Fall Fling: A series celebrating the best of the autumn season with recipes, crafts and more!
A few years ago I posted a tutorial about how to make a very easy-to-sew cloth pumpkin. I wanted to try something a little different this fall, so I made some pumpkins using old sweaters.
Gather your old sweaters. No one in my house wanted to give up their sweaters to my scissors, so I bought some at Salvation Army.
They were actually really nice sweaters. I kind of felt bad cutting them up.
Cut off the top part of the sweater just below the sleeves.
Now if you’re more ambitious than I am and you don’t mind a bit of sewing, you could cut the sleeves off and sew up the holes. That would give you a taller, less squat pumpkin. And what to do with the leftover half? I don’t know. A shrug? A really warm bandu top? Use your imagination.
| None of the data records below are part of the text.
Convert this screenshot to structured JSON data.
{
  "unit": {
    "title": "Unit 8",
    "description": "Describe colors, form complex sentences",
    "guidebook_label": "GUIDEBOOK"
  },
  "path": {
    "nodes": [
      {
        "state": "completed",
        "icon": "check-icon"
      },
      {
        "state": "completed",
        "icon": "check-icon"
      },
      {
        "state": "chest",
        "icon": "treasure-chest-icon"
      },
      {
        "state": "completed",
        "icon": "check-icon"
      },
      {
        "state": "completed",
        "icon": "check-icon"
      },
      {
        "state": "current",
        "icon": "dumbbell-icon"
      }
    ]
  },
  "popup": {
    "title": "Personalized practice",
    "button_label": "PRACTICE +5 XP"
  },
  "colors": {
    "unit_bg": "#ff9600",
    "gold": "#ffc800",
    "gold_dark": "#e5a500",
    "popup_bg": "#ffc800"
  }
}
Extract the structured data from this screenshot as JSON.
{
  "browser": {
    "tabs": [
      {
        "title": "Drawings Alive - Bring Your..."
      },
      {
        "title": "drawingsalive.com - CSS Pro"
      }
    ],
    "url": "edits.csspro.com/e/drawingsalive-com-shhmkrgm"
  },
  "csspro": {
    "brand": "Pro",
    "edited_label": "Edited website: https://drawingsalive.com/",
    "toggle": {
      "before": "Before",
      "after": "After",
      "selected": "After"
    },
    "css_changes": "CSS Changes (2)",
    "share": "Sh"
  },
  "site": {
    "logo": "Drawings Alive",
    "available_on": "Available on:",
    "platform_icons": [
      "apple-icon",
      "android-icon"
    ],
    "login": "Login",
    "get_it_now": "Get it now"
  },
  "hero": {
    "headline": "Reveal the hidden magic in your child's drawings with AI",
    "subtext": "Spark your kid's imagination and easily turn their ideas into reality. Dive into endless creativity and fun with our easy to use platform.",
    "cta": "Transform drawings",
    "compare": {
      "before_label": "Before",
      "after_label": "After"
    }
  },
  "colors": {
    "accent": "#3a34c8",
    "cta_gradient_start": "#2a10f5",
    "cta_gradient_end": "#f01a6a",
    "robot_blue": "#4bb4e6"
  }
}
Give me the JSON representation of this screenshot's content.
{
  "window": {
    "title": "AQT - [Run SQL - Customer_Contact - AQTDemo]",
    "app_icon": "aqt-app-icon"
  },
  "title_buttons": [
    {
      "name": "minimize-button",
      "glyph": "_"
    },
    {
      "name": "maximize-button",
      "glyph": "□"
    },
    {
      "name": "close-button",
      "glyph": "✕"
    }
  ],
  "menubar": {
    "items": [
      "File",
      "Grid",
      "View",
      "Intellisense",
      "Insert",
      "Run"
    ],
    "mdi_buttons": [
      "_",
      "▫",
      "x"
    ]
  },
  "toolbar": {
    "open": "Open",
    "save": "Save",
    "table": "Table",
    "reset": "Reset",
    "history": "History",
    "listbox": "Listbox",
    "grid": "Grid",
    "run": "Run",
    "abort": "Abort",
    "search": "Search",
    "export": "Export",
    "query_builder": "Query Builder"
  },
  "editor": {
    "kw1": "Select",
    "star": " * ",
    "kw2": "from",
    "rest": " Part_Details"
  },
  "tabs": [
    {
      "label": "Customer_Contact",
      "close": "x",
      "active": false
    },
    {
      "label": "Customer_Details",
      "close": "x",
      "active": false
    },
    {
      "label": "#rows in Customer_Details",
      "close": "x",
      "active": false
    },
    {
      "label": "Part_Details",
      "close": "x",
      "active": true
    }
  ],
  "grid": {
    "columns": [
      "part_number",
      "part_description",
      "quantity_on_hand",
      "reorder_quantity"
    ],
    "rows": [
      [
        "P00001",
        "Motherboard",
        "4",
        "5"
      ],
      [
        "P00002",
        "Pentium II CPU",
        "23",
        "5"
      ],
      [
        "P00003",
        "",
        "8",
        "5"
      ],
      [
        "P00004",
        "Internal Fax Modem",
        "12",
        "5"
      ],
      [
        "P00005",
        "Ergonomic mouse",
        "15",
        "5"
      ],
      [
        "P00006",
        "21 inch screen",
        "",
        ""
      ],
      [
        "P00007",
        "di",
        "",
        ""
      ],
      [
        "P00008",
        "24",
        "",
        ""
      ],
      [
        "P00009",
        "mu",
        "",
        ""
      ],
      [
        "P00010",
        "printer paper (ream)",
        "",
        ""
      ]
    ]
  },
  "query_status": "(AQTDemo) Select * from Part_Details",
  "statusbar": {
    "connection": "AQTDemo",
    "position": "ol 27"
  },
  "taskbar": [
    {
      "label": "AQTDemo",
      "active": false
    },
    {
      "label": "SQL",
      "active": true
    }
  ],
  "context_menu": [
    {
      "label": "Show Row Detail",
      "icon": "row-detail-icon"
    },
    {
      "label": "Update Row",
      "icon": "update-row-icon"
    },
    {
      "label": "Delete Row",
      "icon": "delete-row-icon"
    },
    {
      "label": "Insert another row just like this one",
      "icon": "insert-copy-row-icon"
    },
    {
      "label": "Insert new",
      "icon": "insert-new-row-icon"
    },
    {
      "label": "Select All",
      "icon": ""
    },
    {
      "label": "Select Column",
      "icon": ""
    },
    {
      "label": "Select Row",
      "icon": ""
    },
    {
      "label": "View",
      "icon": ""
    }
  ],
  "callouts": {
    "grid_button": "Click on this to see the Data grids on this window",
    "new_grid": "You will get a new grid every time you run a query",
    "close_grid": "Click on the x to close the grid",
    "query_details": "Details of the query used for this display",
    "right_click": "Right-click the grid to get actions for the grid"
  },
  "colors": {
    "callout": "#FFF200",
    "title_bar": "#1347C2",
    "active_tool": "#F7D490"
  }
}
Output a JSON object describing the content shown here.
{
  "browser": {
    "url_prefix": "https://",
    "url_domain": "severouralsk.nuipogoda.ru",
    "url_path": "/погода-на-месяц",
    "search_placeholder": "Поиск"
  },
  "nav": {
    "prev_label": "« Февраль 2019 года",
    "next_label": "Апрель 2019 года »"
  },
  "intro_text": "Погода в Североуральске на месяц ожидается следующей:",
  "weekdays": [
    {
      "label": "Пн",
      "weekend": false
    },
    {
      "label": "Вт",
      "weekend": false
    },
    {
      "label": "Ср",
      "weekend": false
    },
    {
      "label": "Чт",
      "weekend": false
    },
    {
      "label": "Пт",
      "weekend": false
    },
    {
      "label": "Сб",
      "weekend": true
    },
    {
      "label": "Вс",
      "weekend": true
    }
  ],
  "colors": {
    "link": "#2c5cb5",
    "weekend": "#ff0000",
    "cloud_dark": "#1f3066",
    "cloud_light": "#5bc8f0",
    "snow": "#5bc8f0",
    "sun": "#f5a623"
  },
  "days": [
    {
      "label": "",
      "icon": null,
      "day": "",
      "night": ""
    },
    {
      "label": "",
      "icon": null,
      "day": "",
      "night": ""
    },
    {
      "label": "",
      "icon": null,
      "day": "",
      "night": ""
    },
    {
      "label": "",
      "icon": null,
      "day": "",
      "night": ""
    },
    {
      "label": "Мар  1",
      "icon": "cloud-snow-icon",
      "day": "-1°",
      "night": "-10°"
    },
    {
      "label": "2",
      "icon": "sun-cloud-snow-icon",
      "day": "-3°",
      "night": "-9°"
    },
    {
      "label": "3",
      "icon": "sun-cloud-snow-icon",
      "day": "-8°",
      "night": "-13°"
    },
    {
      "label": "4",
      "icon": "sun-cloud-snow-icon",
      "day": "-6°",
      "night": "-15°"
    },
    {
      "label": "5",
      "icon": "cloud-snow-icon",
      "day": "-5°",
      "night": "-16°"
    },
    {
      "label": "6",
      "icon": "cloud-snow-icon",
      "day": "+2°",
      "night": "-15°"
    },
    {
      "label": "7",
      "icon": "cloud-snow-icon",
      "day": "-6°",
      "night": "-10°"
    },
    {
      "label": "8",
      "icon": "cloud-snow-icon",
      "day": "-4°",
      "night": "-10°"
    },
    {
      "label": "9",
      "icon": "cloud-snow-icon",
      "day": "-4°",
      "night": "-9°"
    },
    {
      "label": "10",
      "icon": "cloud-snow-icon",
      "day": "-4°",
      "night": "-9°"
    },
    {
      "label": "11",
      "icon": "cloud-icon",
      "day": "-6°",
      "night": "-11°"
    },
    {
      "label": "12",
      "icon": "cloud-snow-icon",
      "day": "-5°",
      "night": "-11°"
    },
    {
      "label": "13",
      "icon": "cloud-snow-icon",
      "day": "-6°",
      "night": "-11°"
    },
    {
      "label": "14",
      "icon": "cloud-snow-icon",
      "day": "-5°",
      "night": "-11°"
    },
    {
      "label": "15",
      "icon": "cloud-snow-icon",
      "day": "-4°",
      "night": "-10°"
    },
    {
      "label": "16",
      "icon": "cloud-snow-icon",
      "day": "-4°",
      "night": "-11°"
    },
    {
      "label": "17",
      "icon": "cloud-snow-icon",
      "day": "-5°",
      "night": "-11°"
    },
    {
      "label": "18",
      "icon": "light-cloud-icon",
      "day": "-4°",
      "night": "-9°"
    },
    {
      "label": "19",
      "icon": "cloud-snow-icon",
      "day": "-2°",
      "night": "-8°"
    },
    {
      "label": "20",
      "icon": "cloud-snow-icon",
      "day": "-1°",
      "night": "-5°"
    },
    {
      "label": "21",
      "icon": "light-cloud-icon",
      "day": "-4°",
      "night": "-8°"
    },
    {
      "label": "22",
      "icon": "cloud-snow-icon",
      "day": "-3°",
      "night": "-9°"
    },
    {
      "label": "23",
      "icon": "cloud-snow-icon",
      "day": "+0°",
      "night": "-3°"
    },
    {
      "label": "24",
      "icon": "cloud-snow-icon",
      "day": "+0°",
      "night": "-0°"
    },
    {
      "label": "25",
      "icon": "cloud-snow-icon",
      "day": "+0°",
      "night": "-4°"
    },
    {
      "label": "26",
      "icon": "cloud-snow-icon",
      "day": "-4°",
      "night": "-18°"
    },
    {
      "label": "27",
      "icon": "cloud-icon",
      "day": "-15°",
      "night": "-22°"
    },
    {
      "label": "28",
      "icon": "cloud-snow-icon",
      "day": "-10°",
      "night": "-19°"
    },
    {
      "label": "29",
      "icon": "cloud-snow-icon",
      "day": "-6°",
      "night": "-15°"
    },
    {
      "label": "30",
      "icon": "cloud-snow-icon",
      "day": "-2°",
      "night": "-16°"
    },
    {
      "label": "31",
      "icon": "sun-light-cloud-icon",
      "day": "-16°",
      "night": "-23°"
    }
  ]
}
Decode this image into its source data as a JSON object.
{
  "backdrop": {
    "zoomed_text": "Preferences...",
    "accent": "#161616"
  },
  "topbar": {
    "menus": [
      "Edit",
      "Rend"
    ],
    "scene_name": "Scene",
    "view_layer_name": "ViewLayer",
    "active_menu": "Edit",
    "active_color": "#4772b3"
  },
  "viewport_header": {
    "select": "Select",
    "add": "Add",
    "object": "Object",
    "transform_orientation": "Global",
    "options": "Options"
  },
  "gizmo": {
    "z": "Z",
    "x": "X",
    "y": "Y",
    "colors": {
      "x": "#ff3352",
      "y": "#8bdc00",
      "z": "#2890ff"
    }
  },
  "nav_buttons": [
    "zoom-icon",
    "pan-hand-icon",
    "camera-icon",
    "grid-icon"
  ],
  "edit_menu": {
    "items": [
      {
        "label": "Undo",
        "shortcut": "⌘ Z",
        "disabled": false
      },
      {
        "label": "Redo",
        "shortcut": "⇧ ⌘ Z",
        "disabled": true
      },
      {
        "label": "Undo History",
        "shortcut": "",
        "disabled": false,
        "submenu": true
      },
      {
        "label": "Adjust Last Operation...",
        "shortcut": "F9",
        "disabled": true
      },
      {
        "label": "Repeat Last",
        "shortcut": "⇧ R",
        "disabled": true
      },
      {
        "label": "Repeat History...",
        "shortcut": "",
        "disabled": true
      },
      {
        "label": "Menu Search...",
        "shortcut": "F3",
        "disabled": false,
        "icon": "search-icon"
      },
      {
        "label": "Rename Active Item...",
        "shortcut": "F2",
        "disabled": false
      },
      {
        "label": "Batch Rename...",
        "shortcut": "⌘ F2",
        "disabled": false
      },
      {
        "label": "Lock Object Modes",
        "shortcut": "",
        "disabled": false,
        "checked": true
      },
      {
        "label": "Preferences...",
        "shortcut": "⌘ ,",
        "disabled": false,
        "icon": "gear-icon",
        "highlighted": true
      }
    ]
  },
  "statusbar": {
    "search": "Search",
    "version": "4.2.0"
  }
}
Or just throw it away like I did, because you know you’ll never use it if you save it.
Next sew a running stitch around the cut edge. You need to use something strong like embroidery thread, yarn or even twin. You can purchase large needles made just for yarn. Those work with the twine also.
Then pull both ends of the thread to close the opening.
Now you’re ready to stuff your pumpkin. You can use anything. I used newspaper.
The Wall Street Journal to be exact. My husband gets one in the mail every day, so I had lots of newsprint on hand. It took about one and a half Journals to make a full looking pumpkin. You could, of course, use actual stuffing, but it’s kind of expensive if you need a lot.
Then sew a running stitch around the top of the pumpkin to close it off. On this one I sewed just below where the finished edge of the sweater started. That left a bit of a ruffle on top when I closed it.
For this I used the yarn needle and twine. I tried embroidery thread first, but it broke when I pulled it to close the top.
To add more shape to your pumpkin and create the ribs, wrap twine around the pumpkin eight times, crisscrossing it on the bottom, like tying ribbon around a present.
The tighter you pull the twine the more shape your pumpkin will have.
For the stem I used a stick I found in my yard. If you don’t live somewhere that you can find a stick you could use a dowel cut to the right length. Wrap the stick with twine, and insert in the top of the pumpkin.
So here are my sweater pumpkins.
I embellished this one with a felt crow I cut out from a pattern I found online. I think this one is my favorite, and most realistic. Well, besides the crow.
And my preppy pumpkin from the argyle sweater:
Here’s the link to the original tutorial using regular fabric – Tutorial: Make a Cloth Pumpkin